● Problem statement
Restate all data exactly. No images.

Interface dataset entries
*** Block opens ***

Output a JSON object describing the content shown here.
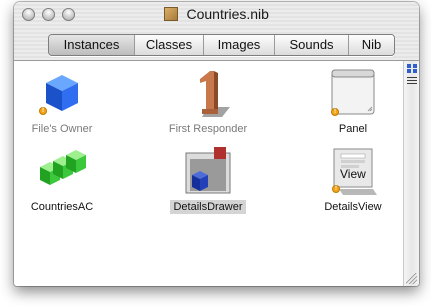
{
  "window": {
    "title": "Countries.nib",
    "title_icon": "nib-file-icon",
    "controls": [
      "close-button",
      "minimize-button",
      "zoom-button"
    ]
  },
  "tabs": [
    {
      "id": "instances",
      "label": "Instances",
      "selected": true
    },
    {
      "id": "classes",
      "label": "Classes",
      "selected": false
    },
    {
      "id": "images",
      "label": "Images",
      "selected": false
    },
    {
      "id": "sounds",
      "label": "Sounds",
      "selected": false
    },
    {
      "id": "nib",
      "label": "Nib",
      "selected": false
    }
  ],
  "items": [
    {
      "id": "files-owner",
      "label": "File's Owner",
      "icon": "blue-cube-icon",
      "label_style": "dim",
      "warning": true
    },
    {
      "id": "first-responder",
      "label": "First Responder",
      "icon": "number-one-icon",
      "label_style": "dim",
      "warning": false
    },
    {
      "id": "panel",
      "label": "Panel",
      "icon": "panel-window-icon",
      "label_style": "dark",
      "warning": true
    },
    {
      "id": "countries-ac",
      "label": "CountriesAC",
      "icon": "array-controller-icon",
      "label_style": "dark",
      "warning": false
    },
    {
      "id": "details-drawer",
      "label": "DetailsDrawer",
      "icon": "drawer-icon",
      "label_style": "selected",
      "warning": false
    },
    {
      "id": "details-view",
      "label": "DetailsView",
      "icon": "custom-view-icon",
      "label_style": "dark",
      "warning": true,
      "icon_text": "View"
    }
  ],
  "colors": {
    "warning_badge": "#f2a417",
    "selection_highlight": "#d4d4d4",
    "dim_label": "#7a7a7a"
  }
}
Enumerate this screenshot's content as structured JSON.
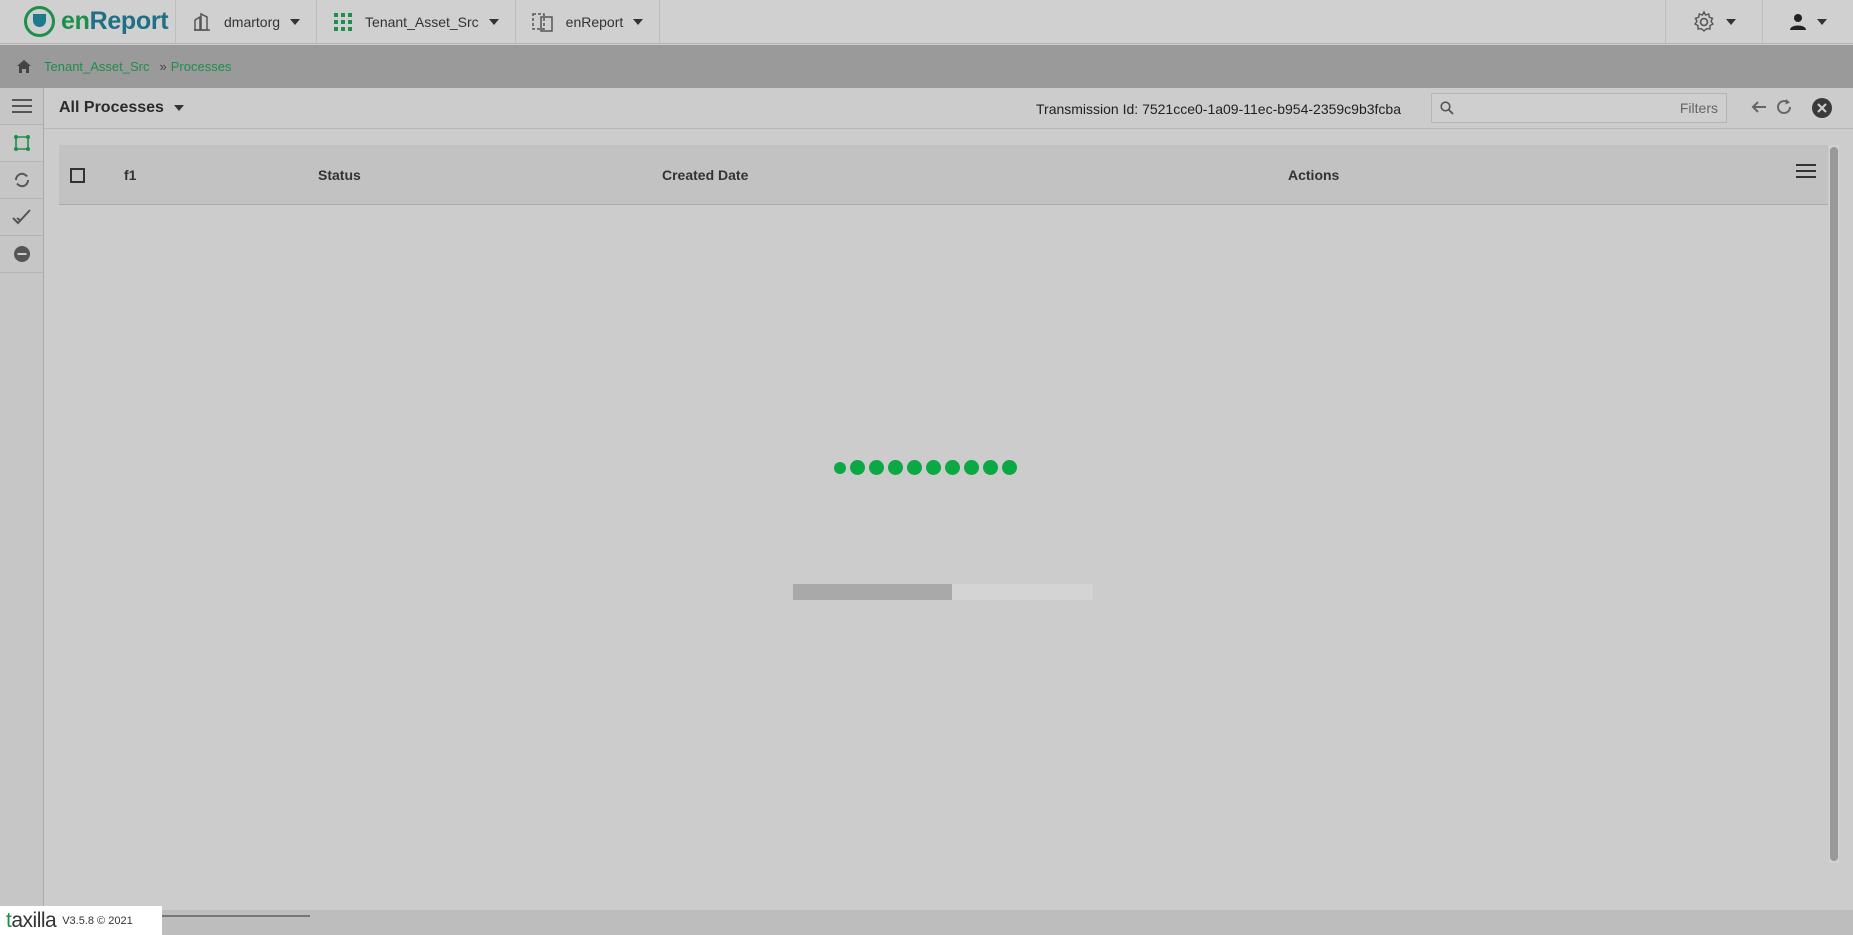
{
  "app": {
    "brand_prefix": "en",
    "brand_suffix": "Report"
  },
  "topbar": {
    "org": "dmartorg",
    "tenant": "Tenant_Asset_Src",
    "app_switch": "enReport"
  },
  "breadcrumb": {
    "items": [
      "Tenant_Asset_Src",
      "Processes"
    ],
    "separator": "»"
  },
  "toolbar": {
    "view": "All Processes",
    "transmission": "Transmission Id: 7521cce0-1a09-11ec-b954-2359c9b3fcba",
    "search_placeholder": "",
    "filters_label": "Filters"
  },
  "table": {
    "columns": [
      "f1",
      "Status",
      "Created Date",
      "Actions"
    ]
  },
  "loader": {
    "dot_count": 10,
    "progress": 0.53
  },
  "footer": {
    "logo_t": "t",
    "logo_rest": "axilla",
    "version": "V3.5.8 © 2021"
  },
  "colors": {
    "accent": "#1c8f4a",
    "loader": "#0aa944"
  },
  "icons": [
    "building-icon",
    "apps-grid-icon",
    "switch-app-icon",
    "gear-icon",
    "user-icon",
    "home-icon",
    "hamburger-icon",
    "process-icon",
    "refresh-cycle-icon",
    "check-all-icon",
    "minus-circle-icon",
    "search-icon",
    "back-arrow-icon",
    "refresh-icon",
    "close-circle-icon",
    "column-menu-icon"
  ]
}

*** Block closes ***

● The answer
Output a JSON object describing the content shown here.
{
  "window": {
    "title": "Countries.nib",
    "title_icon": "nib-file-icon",
    "controls": [
      "close-button",
      "minimize-button",
      "zoom-button"
    ]
  },
  "tabs": [
    {
      "id": "instances",
      "label": "Instances",
      "selected": true
    },
    {
      "id": "classes",
      "label": "Classes",
      "selected": false
    },
    {
      "id": "images",
      "label": "Images",
      "selected": false
    },
    {
      "id": "sounds",
      "label": "Sounds",
      "selected": false
    },
    {
      "id": "nib",
      "label": "Nib",
      "selected": false
    }
  ],
  "items": [
    {
      "id": "files-owner",
      "label": "File's Owner",
      "icon": "blue-cube-icon",
      "label_style": "dim",
      "warning": true
    },
    {
      "id": "first-responder",
      "label": "First Responder",
      "icon": "number-one-icon",
      "label_style": "dim",
      "warning": false
    },
    {
      "id": "panel",
      "label": "Panel",
      "icon": "panel-window-icon",
      "label_style": "dark",
      "warning": true
    },
    {
      "id": "countries-ac",
      "label": "CountriesAC",
      "icon": "array-controller-icon",
      "label_style": "dark",
      "warning": false
    },
    {
      "id": "details-drawer",
      "label": "DetailsDrawer",
      "icon": "drawer-icon",
      "label_style": "selected",
      "warning": false
    },
    {
      "id": "details-view",
      "label": "DetailsView",
      "icon": "custom-view-icon",
      "label_style": "dark",
      "warning": true,
      "icon_text": "View"
    }
  ],
  "colors": {
    "warning_badge": "#f2a417",
    "selection_highlight": "#d4d4d4",
    "dim_label": "#7a7a7a"
  }
}
Enumerate this screenshot's content as structured JSON.
{
  "app": {
    "brand_prefix": "en",
    "brand_suffix": "Report"
  },
  "topbar": {
    "org": "dmartorg",
    "tenant": "Tenant_Asset_Src",
    "app_switch": "enReport"
  },
  "breadcrumb": {
    "items": [
      "Tenant_Asset_Src",
      "Processes"
    ],
    "separator": "»"
  },
  "toolbar": {
    "view": "All Processes",
    "transmission": "Transmission Id: 7521cce0-1a09-11ec-b954-2359c9b3fcba",
    "search_placeholder": "",
    "filters_label": "Filters"
  },
  "table": {
    "columns": [
      "f1",
      "Status",
      "Created Date",
      "Actions"
    ]
  },
  "loader": {
    "dot_count": 10,
    "progress": 0.53
  },
  "footer": {
    "logo_t": "t",
    "logo_rest": "axilla",
    "version": "V3.5.8 © 2021"
  },
  "colors": {
    "accent": "#1c8f4a",
    "loader": "#0aa944"
  },
  "icons": [
    "building-icon",
    "apps-grid-icon",
    "switch-app-icon",
    "gear-icon",
    "user-icon",
    "home-icon",
    "hamburger-icon",
    "process-icon",
    "refresh-cycle-icon",
    "check-all-icon",
    "minus-circle-icon",
    "search-icon",
    "back-arrow-icon",
    "refresh-icon",
    "close-circle-icon",
    "column-menu-icon"
  ]
}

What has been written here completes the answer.